There were other moments like this in which I noticed. If he felt hurt or was feeling some type of pain, he would avert eye contact. It was a fluke how I noticed this. We were watching, Hatchi, a movie about a dog. He wasn't even 2 and half years old. He didn't understand the word, "death", let alone any aspect of it previous to this movie. When the dog died, the movie showed clips of "Hatchi's" past life with his owner until that moment in the present. Chris, walked away and didn't have any irregular motion. When I walked up to him, bent down, and tried looking at him, he pulled away. He actually tried hitting me. It was at that moment, I realized, "holy crap, he understood the dog died." How was it that a non-verbal Autistic child, understood something so powerful from pictures on a screen? The answer hit me like a ton of bricks. If a child cannot speak, but only think. A child can only hold images instead of words to meaning. He can understand better, deeper, and faster than most adults can.
Chris was not distracted from outside noise. Nor was he holding a word to a meaning. This meant he could see the picture more clearly than someone who takes those things into consideration, willingly or not. From that moment on, I began to teach him sign language and watch my facial expressions, my posture, walk, hand gestures, and eye contact.
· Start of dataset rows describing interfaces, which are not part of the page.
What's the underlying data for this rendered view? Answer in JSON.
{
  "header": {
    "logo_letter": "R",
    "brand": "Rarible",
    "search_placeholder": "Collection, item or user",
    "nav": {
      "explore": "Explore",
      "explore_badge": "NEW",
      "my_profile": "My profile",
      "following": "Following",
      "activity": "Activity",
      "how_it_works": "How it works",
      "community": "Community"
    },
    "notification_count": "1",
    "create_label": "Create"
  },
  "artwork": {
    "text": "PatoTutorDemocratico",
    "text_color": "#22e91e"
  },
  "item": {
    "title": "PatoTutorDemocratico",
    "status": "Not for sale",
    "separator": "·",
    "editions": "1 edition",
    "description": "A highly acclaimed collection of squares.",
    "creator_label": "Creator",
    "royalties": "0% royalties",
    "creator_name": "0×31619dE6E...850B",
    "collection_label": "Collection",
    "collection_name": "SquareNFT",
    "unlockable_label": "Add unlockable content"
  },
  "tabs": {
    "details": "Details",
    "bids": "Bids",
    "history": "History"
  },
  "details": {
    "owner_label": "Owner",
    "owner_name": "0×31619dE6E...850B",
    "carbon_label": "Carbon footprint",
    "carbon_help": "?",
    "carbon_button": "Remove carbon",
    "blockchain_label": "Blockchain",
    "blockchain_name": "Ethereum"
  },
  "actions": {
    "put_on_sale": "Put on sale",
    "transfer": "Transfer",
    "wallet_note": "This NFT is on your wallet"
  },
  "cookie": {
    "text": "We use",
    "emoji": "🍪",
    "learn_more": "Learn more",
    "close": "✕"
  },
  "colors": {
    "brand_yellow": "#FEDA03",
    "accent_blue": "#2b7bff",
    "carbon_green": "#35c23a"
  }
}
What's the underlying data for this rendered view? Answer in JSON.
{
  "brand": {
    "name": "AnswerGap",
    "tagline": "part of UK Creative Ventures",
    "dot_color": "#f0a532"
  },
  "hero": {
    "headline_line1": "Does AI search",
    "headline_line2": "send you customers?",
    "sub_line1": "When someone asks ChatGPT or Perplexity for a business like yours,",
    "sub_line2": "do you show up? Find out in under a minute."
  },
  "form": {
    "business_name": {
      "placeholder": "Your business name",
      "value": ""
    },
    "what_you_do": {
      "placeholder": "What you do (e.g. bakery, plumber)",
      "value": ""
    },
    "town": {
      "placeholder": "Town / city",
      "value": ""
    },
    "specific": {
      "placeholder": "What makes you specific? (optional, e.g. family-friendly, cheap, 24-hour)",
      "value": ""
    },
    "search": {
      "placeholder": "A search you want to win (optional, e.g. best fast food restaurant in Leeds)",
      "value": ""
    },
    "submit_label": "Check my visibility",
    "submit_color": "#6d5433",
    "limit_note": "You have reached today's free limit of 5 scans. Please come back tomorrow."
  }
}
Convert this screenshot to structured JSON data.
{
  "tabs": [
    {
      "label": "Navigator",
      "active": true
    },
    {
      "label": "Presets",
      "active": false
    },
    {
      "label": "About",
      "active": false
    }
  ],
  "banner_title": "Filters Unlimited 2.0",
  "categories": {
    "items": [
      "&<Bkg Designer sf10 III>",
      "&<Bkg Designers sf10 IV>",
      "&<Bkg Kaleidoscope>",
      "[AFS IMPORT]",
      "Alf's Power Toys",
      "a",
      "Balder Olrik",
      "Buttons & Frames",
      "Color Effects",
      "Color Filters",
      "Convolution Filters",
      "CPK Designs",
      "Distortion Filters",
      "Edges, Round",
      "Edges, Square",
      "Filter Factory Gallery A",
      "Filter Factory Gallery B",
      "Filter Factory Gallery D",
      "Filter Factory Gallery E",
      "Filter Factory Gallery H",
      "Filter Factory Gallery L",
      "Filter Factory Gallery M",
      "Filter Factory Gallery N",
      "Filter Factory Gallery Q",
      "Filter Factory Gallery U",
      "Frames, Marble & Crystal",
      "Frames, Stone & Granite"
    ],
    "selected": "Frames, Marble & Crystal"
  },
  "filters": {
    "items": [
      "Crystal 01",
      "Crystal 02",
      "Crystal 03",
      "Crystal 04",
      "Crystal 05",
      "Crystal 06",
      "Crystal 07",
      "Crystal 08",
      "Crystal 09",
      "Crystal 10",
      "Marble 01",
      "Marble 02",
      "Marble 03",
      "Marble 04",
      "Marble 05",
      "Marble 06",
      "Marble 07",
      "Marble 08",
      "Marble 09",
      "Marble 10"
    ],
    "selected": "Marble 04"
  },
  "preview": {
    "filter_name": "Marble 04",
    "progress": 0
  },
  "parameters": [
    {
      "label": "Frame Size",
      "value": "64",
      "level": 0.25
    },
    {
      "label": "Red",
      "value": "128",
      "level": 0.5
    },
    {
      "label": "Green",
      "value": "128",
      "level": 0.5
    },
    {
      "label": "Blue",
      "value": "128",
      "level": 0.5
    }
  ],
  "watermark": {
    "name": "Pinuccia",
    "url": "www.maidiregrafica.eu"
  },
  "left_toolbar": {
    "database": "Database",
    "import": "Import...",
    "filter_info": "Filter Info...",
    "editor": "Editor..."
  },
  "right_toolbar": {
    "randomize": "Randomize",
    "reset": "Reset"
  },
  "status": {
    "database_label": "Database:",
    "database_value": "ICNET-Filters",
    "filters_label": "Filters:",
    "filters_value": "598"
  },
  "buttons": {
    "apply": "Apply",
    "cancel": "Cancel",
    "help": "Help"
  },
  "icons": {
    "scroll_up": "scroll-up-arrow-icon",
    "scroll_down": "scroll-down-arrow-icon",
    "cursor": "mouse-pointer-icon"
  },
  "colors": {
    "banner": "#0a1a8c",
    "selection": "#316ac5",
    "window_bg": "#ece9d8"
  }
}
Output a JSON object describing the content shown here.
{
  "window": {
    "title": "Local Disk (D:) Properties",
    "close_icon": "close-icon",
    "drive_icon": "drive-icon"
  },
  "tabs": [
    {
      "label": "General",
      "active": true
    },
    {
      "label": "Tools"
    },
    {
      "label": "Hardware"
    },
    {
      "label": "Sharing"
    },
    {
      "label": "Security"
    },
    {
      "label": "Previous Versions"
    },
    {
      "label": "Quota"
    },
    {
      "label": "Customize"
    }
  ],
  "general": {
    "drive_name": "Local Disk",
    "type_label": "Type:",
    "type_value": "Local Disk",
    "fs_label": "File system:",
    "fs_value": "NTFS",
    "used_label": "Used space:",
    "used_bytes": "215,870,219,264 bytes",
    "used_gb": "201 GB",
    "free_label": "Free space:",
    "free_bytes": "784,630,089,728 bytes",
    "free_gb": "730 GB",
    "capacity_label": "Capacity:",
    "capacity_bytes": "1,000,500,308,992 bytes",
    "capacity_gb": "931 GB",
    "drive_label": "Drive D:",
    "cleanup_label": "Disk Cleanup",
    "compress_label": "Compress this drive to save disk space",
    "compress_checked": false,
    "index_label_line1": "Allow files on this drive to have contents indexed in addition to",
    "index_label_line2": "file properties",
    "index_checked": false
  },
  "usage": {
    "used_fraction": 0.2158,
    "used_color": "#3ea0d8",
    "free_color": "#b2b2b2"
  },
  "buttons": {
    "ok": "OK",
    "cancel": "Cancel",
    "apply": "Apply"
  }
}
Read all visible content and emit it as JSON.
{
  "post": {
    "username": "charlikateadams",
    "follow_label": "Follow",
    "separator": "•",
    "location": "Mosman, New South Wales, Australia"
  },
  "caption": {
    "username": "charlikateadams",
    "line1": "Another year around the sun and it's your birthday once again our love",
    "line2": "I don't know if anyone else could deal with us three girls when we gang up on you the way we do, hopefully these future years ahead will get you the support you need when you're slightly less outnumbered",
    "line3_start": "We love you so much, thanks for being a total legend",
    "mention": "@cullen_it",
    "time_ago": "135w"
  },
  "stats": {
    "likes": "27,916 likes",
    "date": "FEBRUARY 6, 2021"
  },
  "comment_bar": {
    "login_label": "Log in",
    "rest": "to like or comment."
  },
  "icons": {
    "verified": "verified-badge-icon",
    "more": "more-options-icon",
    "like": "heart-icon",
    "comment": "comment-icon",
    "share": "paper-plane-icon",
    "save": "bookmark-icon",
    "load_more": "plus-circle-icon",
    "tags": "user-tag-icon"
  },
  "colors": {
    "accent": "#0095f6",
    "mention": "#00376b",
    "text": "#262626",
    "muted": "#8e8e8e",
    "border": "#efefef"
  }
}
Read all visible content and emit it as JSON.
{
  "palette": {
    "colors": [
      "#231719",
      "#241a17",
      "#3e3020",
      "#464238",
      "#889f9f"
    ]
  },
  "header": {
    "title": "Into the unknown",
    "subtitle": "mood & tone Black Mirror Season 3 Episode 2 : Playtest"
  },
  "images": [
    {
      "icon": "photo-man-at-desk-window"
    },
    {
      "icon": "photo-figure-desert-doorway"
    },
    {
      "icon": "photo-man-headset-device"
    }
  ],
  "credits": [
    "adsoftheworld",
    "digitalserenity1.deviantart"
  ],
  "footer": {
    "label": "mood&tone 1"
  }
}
Another thing I realized, is the more I entered his world and allowed him to show/teach me, the more he maintained eye contact with me. Once he made eye contact, I would break away before him so he felt like he was in control. Kind of like bowing your head to a dog that wants to chew your face off. Or a person who wants to fight you. Most of the time, if you walk away, avert eye contact, or lower your eyes, the other person/animal doesn't feel conflict.
Why our Autistic children feel it's a negative thing to avert eye contact is not the issue. The real issue is when they do it. If you figure out when they do it, you can then flip the script and teach them the "social norm" of eye contact. Actually, the "monkey" I spoke of earlier in the post, Chris has since changed the reasoning. Now, he does it when there is too much "fun" or "exciting" stimuli. Like crashing a car on Roblox or we are going to a "party" (aka, friend's house, b-day party, vacation, any fun spot for children).
Now, that he is verbal, we have discussed the noise that comes with it. He has actually found a way to limit/eliminate the noise. The arm gestures and face freeze is still there, but I don't think he has much control over that. His brain has too much power over his body. He has made the verbal obey his command. Chris, also, looks strangers in the eyes. Due to us hugging to show we enjoy one another's company or like/love another, he now hugs strangers, too. I guess we can't win all the non-verbal battles!
Paulo Coelho once said, "No one can lie. No one can hide anything, when he looks directly into someone's eyes." Maybe our special children can see those things we hide. Maybe, they refuse to see it. My personal favorite, which has enhanced my life and his is, "Let my soul smile through my heart and my heart smile through my eyes, that I may scatter rich smiles in sad hearts."